Vape Injuries

Posted 31st December 2017 by Dave Cross
In a new paper, published in the American Association for Hand Surgery journal, doctors report on the horrific and devastating impact a vape battery accident can have. It comes in the same week as another vaper reports an explosion knocking his teeth out. Given that these events continue to happen, POTV asks whether it will ever be possible to prevent them?

In “Extensive hand thermal and blast injury from electronic explosion”, doctors Satteson, Walker, Tuohy, and Molnar detail “the case of a 35-year-old man sustaining extensive thermal and blast injuries to his hand when the device exploded while he was holding it.”

They report that the patient required multiple surgeries. The treatment included taking a groin flap sample to cover the injury. Plus, they had to carry out a tendon transfer, and then a complicated nerve grafting in order to return the semblance of pre-injury operation.

They detail that the surgeries were successful in that much (but not all) of his hand function has been restored. The patient continues to be limited in range of motion the hand can make - and has lost a lot of his sense of touch.

The team state that they are seeing increasing numbers of incidents where batteries have vented in devices that go on to explode. They note that such blast mechanism involve deep soft tissue injury and disruption of deep structures, and it is important that other surgeons do not forget to look for them when operating.

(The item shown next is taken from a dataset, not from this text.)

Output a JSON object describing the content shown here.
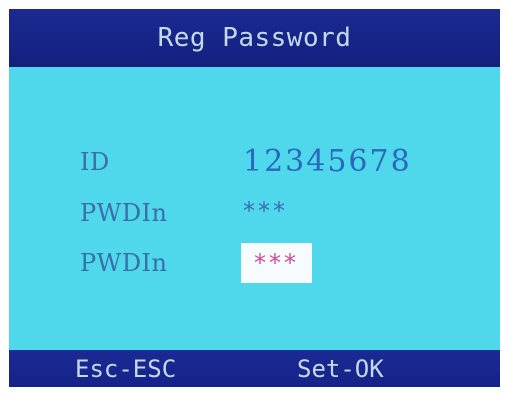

As if to ram the point home, a man from Hawaii suffered extensive facial injuries last week, after the device he was using exploded in his mouth.

SMKD

Matt Yamashita lost four teeth in the incident, and has over forty stitches in place holding his mouth together. He said: “I just got out my car and I was ready to play basketball, but I just wanted to take a few puffs of vape before I played. As soon as I took that first rip, it just blew up in my face.”

“My right hand was burning, it was black. I just heard loud ringing in both my ears and I just saw a flash then I was spitting out blood and I was just in shock.”

The cause of the explosion was a short in the mechanical mod he used, creating thermal runaway in the lithium-ion cell powering it. The venting gases failed to escape safely, building up pressure inside the metal tube, until it became great enough to explode.

Knowing that this happens, and the causes, hasn’t prevented it occurring repeatedly year after year. Some are ignorant about safe use, others count themselves knowledgeable but unlucky. The question has to be posed: what can the vape community do to reduce the chances of further incidents?

Corner stores who make their money from cigalikes and old Evod-style devices do generally not sell mechanical mods. Mods like these tend to come from specialist vape vendors – and checking a mod has safe venting built in is a very easy thing to check. Is it time vendors stopped selling unsafe devices or does the duty of care still remain with customers who might experience a catastrophic turn of events?

E-liquids.com

Photos - Matt Yamashita


 Dave Cross
Article by Dave Cross
Freelance writer, physicist, karateka, motorbikes, and dog walker
Legion of Vapers